All that matters is that they are in relative motion away from one another (i.e. the distance between them is increasing with time). The exact amount by which the flashing light slows down is then dependent upon how fast they are separating. Since it does not matter which starship is moving, from an observer on starship A’s point of view, it is the flashing light on starship В which has slowed down, not the one on starship A! The concept is easy to grasp through some elementary mathematics.

If two observers - one on each vessel - agree to time the flashes of starship A’s light, then observer A records a time t_{A1} as soon as the light flashes on (**see Fig. 3. 6**). The observer on starship В begins timing after the light has crossed the distance, d, between the two ships. Hence, the time recorded by observer В is :

When observer A sees the second flash a second time, t_{A2} is recorded. Thus the time between flashes, as timed by observer A, is

τ is known as the ‘proper time’ because it is the time of the flashes as observed from the light’s own frame of reference (i.e. there is no relative motion between the light and the observer). The observer on starship В records a time of

This distance, Δd, is how far the starships have parted in the proper time, τ. From equations (3.2) and (3.4), the time interval, Δt, between flashes as measured by observer В can be seen to be

Thus, the increase in the length of time between flashes is proportional to the increase in distance between the two ships which, in turn, is proportional to the relative velocity between the two ships. If the distance decreases, i.e. the starships are getting closer together, then Δd will be negative and Δt < τ.

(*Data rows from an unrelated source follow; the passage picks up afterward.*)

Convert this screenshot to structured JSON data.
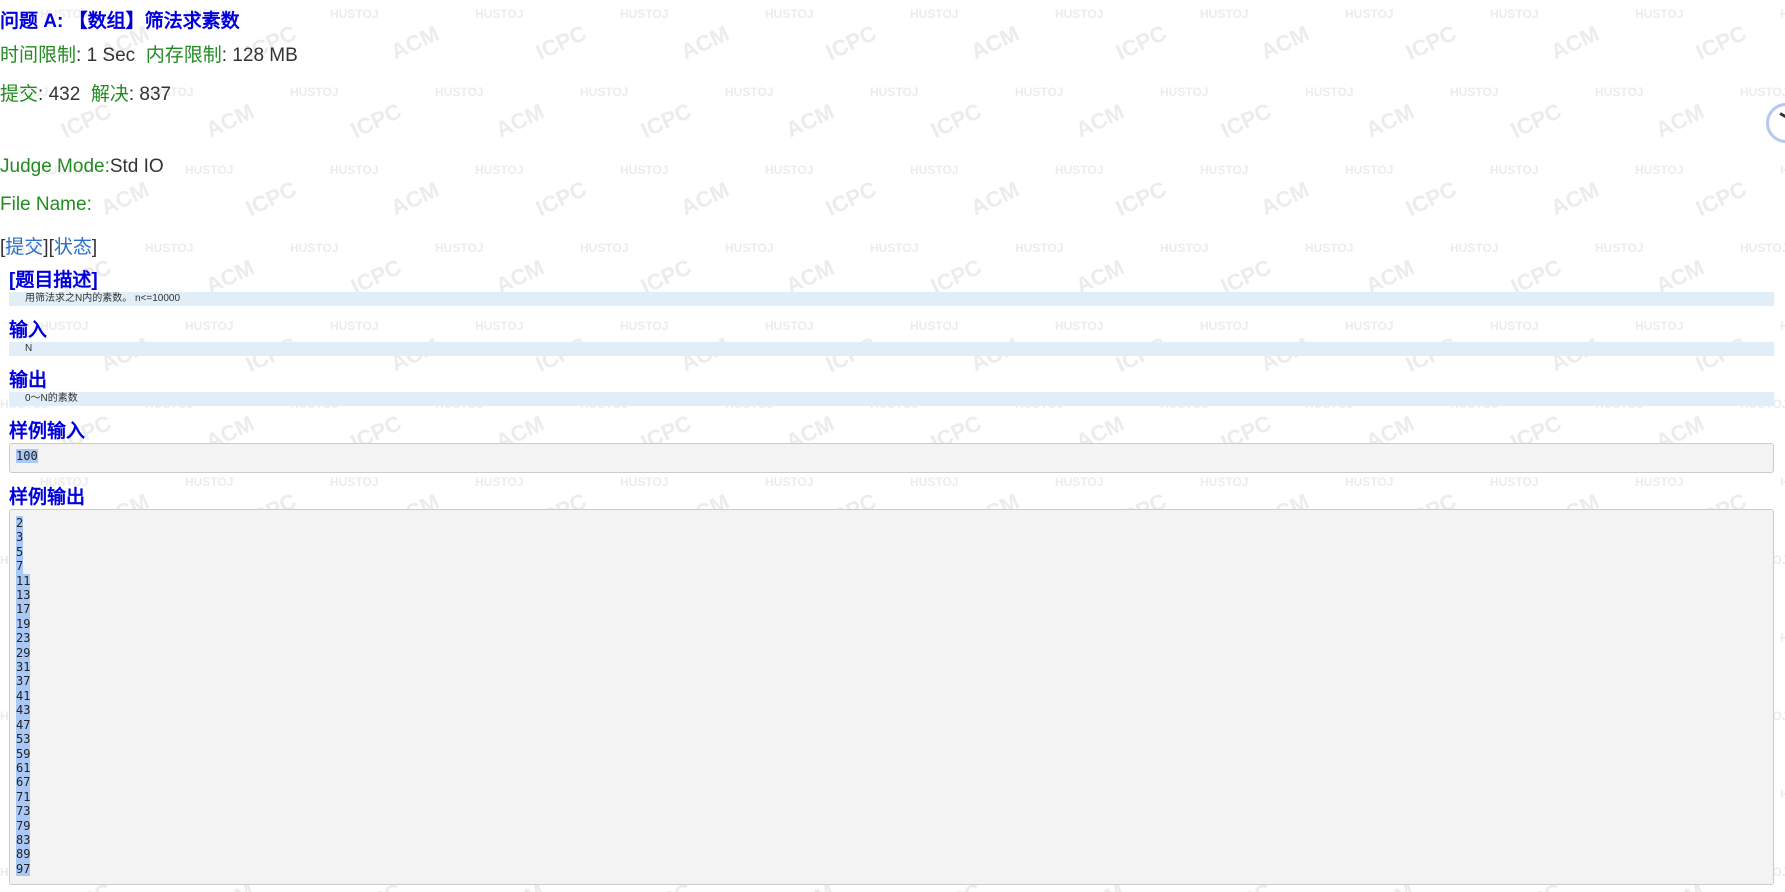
{
  "problem": {
    "title": "问题 A: 【数组】筛法求素数",
    "time_limit_label": "时间限制",
    "time_limit_value": ": 1 Sec",
    "memory_limit_label": "内存限制",
    "memory_limit_value": ": 128 MB",
    "submit_label": "提交",
    "submit_value": ": 432",
    "solved_label": "解决",
    "solved_value": ": 837",
    "judge_mode_label": "Judge Mode:",
    "judge_mode_value": "Std IO",
    "file_name_label": "File Name:",
    "file_name_value": "",
    "links": {
      "open_bracket": "[",
      "submit": "提交",
      "middle": "][",
      "status": "状态",
      "close_bracket": "]"
    }
  },
  "sections": {
    "description_title": "[题目描述]",
    "description_text": "用筛法求之N内的素数。 n<=10000",
    "input_title": "输入",
    "input_text": "N",
    "output_title": "输出",
    "output_text": "0～N的素数",
    "sample_input_title": "样例输入",
    "sample_input": "100",
    "sample_output_title": "样例输出",
    "sample_output": [
      "2",
      "3",
      "5",
      "7",
      "11",
      "13",
      "17",
      "19",
      "23",
      "29",
      "31",
      "37",
      "41",
      "43",
      "47",
      "53",
      "59",
      "61",
      "67",
      "71",
      "73",
      "79",
      "83",
      "89",
      "97"
    ]
  },
  "watermark": {
    "words": [
      "HUSTOJ",
      "ACM",
      "ICPC"
    ]
  }
}
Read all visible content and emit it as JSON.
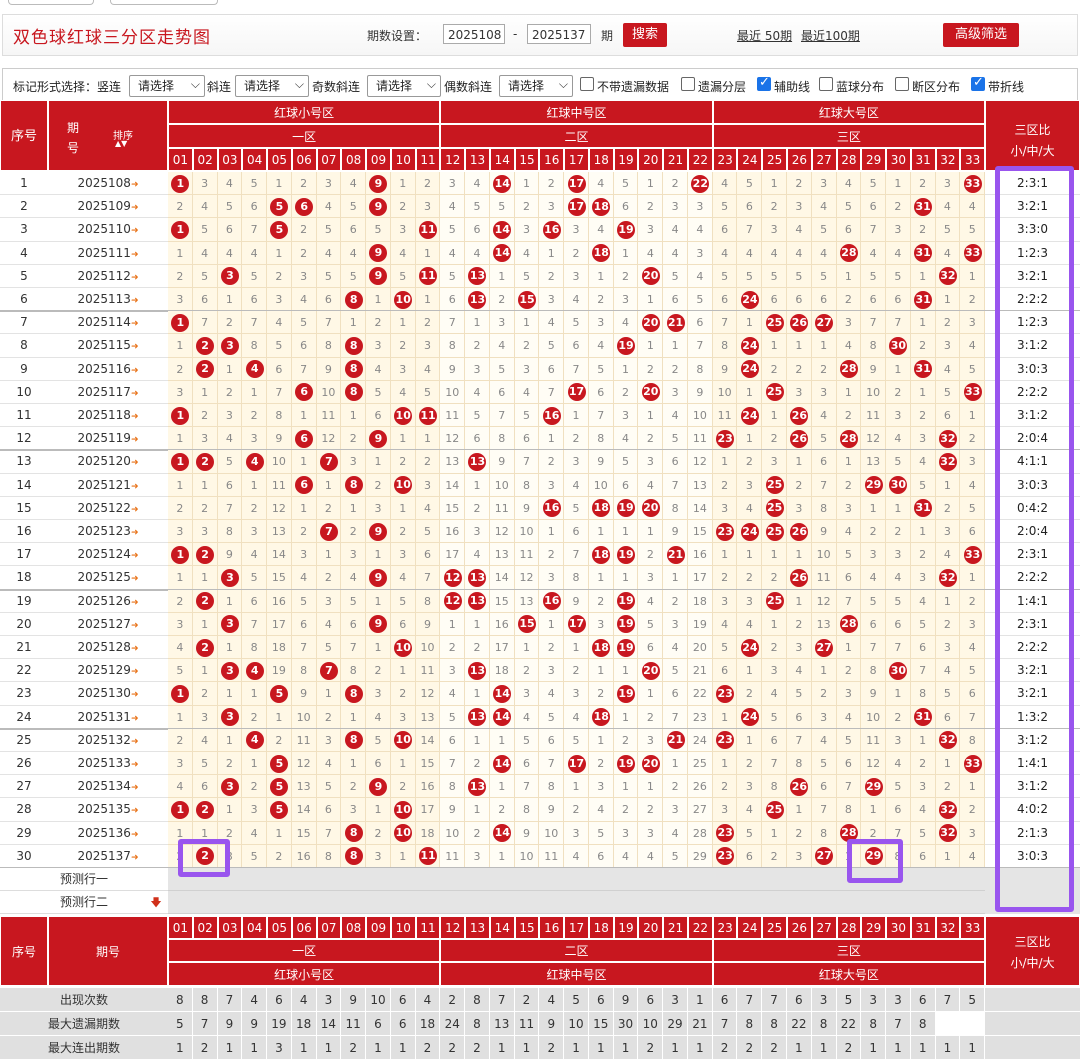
{
  "title": "双色球红球三分区走势图",
  "period_setting": {
    "label": "期数设置：",
    "from": "2025108",
    "to": "2025137",
    "dash": "-",
    "unit": "期",
    "search": "搜索"
  },
  "quick_links": [
    "最近 50期",
    "最近100期"
  ],
  "advanced_filter": "高级筛选",
  "options": {
    "mark_label": "标记形式选择：竖连",
    "oblique_label": "斜连",
    "odd_label": "奇数斜连",
    "even_label": "偶数斜连",
    "select_placeholder": "请选择",
    "checkboxes": [
      {
        "label": "不带遗漏数据",
        "checked": false
      },
      {
        "label": "遗漏分层",
        "checked": false
      },
      {
        "label": "辅助线",
        "checked": true
      },
      {
        "label": "蓝球分布",
        "checked": false
      },
      {
        "label": "断区分布",
        "checked": false
      },
      {
        "label": "带折线",
        "checked": true
      }
    ]
  },
  "header": {
    "seq": "序号",
    "period_top": "期",
    "period_bottom": "号",
    "sort": "排序",
    "sort_arrows": "▲▼",
    "period_full": "期号",
    "zones": [
      "红球小号区",
      "红球中号区",
      "红球大号区"
    ],
    "subzones": [
      "一区",
      "二区",
      "三区"
    ],
    "ratio_title": "三区比",
    "ratio_sub": "小/中/大"
  },
  "numbers": [
    "01",
    "02",
    "03",
    "04",
    "05",
    "06",
    "07",
    "08",
    "09",
    "10",
    "11",
    "12",
    "13",
    "14",
    "15",
    "16",
    "17",
    "18",
    "19",
    "20",
    "21",
    "22",
    "23",
    "24",
    "25",
    "26",
    "27",
    "28",
    "29",
    "30",
    "31",
    "32",
    "33"
  ],
  "rows": [
    {
      "seq": "1",
      "period": "2025108",
      "drawn": [
        1,
        9,
        14,
        17,
        22,
        33
      ],
      "ratio": "2:3:1"
    },
    {
      "seq": "2",
      "period": "2025109",
      "drawn": [
        5,
        6,
        9,
        17,
        18,
        31
      ],
      "ratio": "3:2:1"
    },
    {
      "seq": "3",
      "period": "2025110",
      "drawn": [
        1,
        5,
        11,
        14,
        16,
        19
      ],
      "ratio": "3:3:0"
    },
    {
      "seq": "4",
      "period": "2025111",
      "drawn": [
        9,
        14,
        18,
        28,
        31,
        33
      ],
      "ratio": "1:2:3"
    },
    {
      "seq": "5",
      "period": "2025112",
      "drawn": [
        3,
        9,
        11,
        13,
        20,
        32
      ],
      "ratio": "3:2:1"
    },
    {
      "seq": "6",
      "period": "2025113",
      "drawn": [
        8,
        10,
        13,
        15,
        24,
        31
      ],
      "ratio": "2:2:2"
    },
    {
      "seq": "7",
      "period": "2025114",
      "drawn": [
        1,
        20,
        21,
        25,
        26,
        27
      ],
      "ratio": "1:2:3"
    },
    {
      "seq": "8",
      "period": "2025115",
      "drawn": [
        2,
        3,
        8,
        19,
        24,
        30
      ],
      "ratio": "3:1:2"
    },
    {
      "seq": "9",
      "period": "2025116",
      "drawn": [
        2,
        4,
        8,
        24,
        28,
        31
      ],
      "ratio": "3:0:3"
    },
    {
      "seq": "10",
      "period": "2025117",
      "drawn": [
        6,
        8,
        17,
        20,
        25,
        33
      ],
      "ratio": "2:2:2"
    },
    {
      "seq": "11",
      "period": "2025118",
      "drawn": [
        1,
        10,
        11,
        16,
        24,
        26
      ],
      "ratio": "3:1:2"
    },
    {
      "seq": "12",
      "period": "2025119",
      "drawn": [
        6,
        9,
        23,
        26,
        28,
        32
      ],
      "ratio": "2:0:4"
    },
    {
      "seq": "13",
      "period": "2025120",
      "drawn": [
        1,
        2,
        4,
        7,
        13,
        32
      ],
      "ratio": "4:1:1"
    },
    {
      "seq": "14",
      "period": "2025121",
      "drawn": [
        6,
        8,
        10,
        25,
        29,
        30
      ],
      "ratio": "3:0:3"
    },
    {
      "seq": "15",
      "period": "2025122",
      "drawn": [
        16,
        18,
        19,
        20,
        25,
        31
      ],
      "ratio": "0:4:2"
    },
    {
      "seq": "16",
      "period": "2025123",
      "drawn": [
        7,
        9,
        23,
        24,
        25,
        26
      ],
      "ratio": "2:0:4"
    },
    {
      "seq": "17",
      "period": "2025124",
      "drawn": [
        1,
        2,
        18,
        19,
        21,
        33
      ],
      "ratio": "2:3:1"
    },
    {
      "seq": "18",
      "period": "2025125",
      "drawn": [
        3,
        9,
        12,
        13,
        26,
        32
      ],
      "ratio": "2:2:2"
    },
    {
      "seq": "19",
      "period": "2025126",
      "drawn": [
        2,
        12,
        13,
        16,
        19,
        25
      ],
      "ratio": "1:4:1"
    },
    {
      "seq": "20",
      "period": "2025127",
      "drawn": [
        3,
        9,
        15,
        17,
        19,
        28
      ],
      "ratio": "2:3:1"
    },
    {
      "seq": "21",
      "period": "2025128",
      "drawn": [
        2,
        10,
        18,
        19,
        24,
        27
      ],
      "ratio": "2:2:2"
    },
    {
      "seq": "22",
      "period": "2025129",
      "drawn": [
        3,
        4,
        7,
        13,
        20,
        30
      ],
      "ratio": "3:2:1"
    },
    {
      "seq": "23",
      "period": "2025130",
      "drawn": [
        1,
        5,
        8,
        14,
        19,
        23
      ],
      "ratio": "3:2:1"
    },
    {
      "seq": "24",
      "period": "2025131",
      "drawn": [
        3,
        13,
        14,
        18,
        24,
        31
      ],
      "ratio": "1:3:2"
    },
    {
      "seq": "25",
      "period": "2025132",
      "drawn": [
        4,
        8,
        10,
        21,
        23,
        32
      ],
      "ratio": "3:1:2"
    },
    {
      "seq": "26",
      "period": "2025133",
      "drawn": [
        5,
        14,
        17,
        19,
        20,
        33
      ],
      "ratio": "1:4:1"
    },
    {
      "seq": "27",
      "period": "2025134",
      "drawn": [
        3,
        5,
        9,
        13,
        26,
        29
      ],
      "ratio": "3:1:2"
    },
    {
      "seq": "28",
      "period": "2025135",
      "drawn": [
        1,
        2,
        5,
        10,
        25,
        32
      ],
      "ratio": "4:0:2"
    },
    {
      "seq": "29",
      "period": "2025136",
      "drawn": [
        8,
        10,
        14,
        23,
        28,
        32
      ],
      "ratio": "2:1:3"
    },
    {
      "seq": "30",
      "period": "2025137",
      "drawn": [
        2,
        8,
        11,
        23,
        27,
        29
      ],
      "ratio": "3:0:3"
    }
  ],
  "forecast_rows": [
    "预测行一",
    "预测行二"
  ],
  "forecast_arrow": "🡇",
  "stats": [
    {
      "label": "出现次数",
      "values": [
        "8",
        "8",
        "7",
        "4",
        "6",
        "4",
        "3",
        "9",
        "10",
        "6",
        "4",
        "2",
        "8",
        "7",
        "2",
        "4",
        "5",
        "6",
        "9",
        "6",
        "3",
        "1",
        "6",
        "7",
        "7",
        "6",
        "3",
        "5",
        "3",
        "3",
        "6",
        "7",
        "5"
      ]
    },
    {
      "label": "最大遗漏期数",
      "values": [
        "5",
        "7",
        "9",
        "9",
        "19",
        "18",
        "14",
        "11",
        "6",
        "6",
        "18",
        "24",
        "8",
        "13",
        "11",
        "9",
        "10",
        "15",
        "30",
        "10",
        "29",
        "21",
        "7",
        "8",
        "8",
        "22",
        "8",
        "22",
        "8",
        "7",
        "8"
      ]
    },
    {
      "label": "最大连出期数",
      "values": [
        "1",
        "2",
        "1",
        "1",
        "3",
        "1",
        "1",
        "2",
        "1",
        "1",
        "2",
        "2",
        "2",
        "1",
        "1",
        "2",
        "1",
        "1",
        "1",
        "2",
        "1",
        "1",
        "2",
        "2",
        "2",
        "1",
        "1",
        "2",
        "1",
        "1",
        "1",
        "1",
        "1"
      ]
    }
  ],
  "colors": {
    "brand_red": "#c8171f",
    "row_odd": "#fff8e6",
    "highlight": "#9955ee",
    "sidebar_blue": "#e8ecf8"
  }
}
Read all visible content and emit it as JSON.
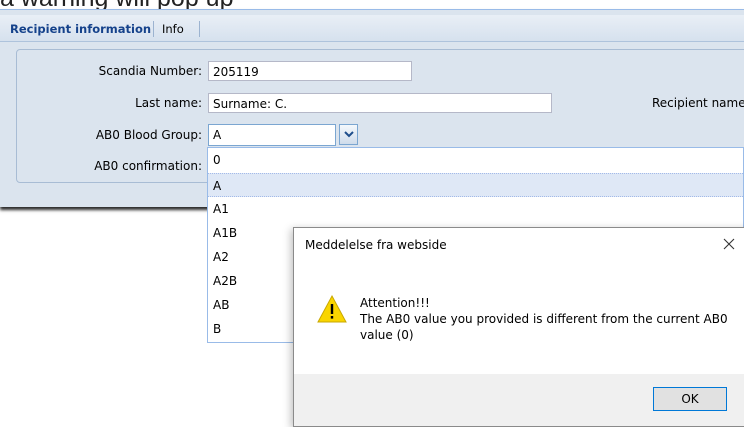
{
  "caption": "a warning will pop up",
  "tabs": [
    {
      "label": "Recipient information",
      "active": true
    },
    {
      "label": "Info",
      "active": false
    }
  ],
  "form": {
    "scandia_label": "Scandia Number:",
    "scandia_value": "205119",
    "lastname_label": "Last name:",
    "lastname_value": "Surname: C.",
    "recipient_name_label": "Recipient name",
    "blood_group_label": "AB0 Blood Group:",
    "blood_group_value": "A",
    "confirmation_label": "AB0 confirmation:"
  },
  "dropdown": {
    "options": [
      "0",
      "A",
      "A1",
      "A1B",
      "A2",
      "A2B",
      "AB",
      "B"
    ],
    "selected": "A"
  },
  "dialog": {
    "title": "Meddelelse fra webside",
    "message_line1": "Attention!!!",
    "message_line2": "The AB0 value you provided is different from the current AB0",
    "message_line3": "value (0)",
    "ok_label": "OK",
    "icon": "warning-icon"
  },
  "colors": {
    "panel_bg": "#dbe4ee",
    "active_tab_text": "#15428b",
    "selected_option_bg": "#dfe8f6",
    "dialog_footer_bg": "#f0f0f0",
    "ok_border": "#0078d7",
    "warning_yellow": "#f9d500"
  }
}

It is important to remember that this section has analysed what observers A and В see of the flashing light on starship A. If it were recast to analyse the appearance of the flashing light on starship B, it would be observer A who saw the increased time, not observer. B. This reinforces the fact that these are observational effects which have to be taken into account when we observe objects in relative motion to us.

Date added: 2023-09-14; views: 230;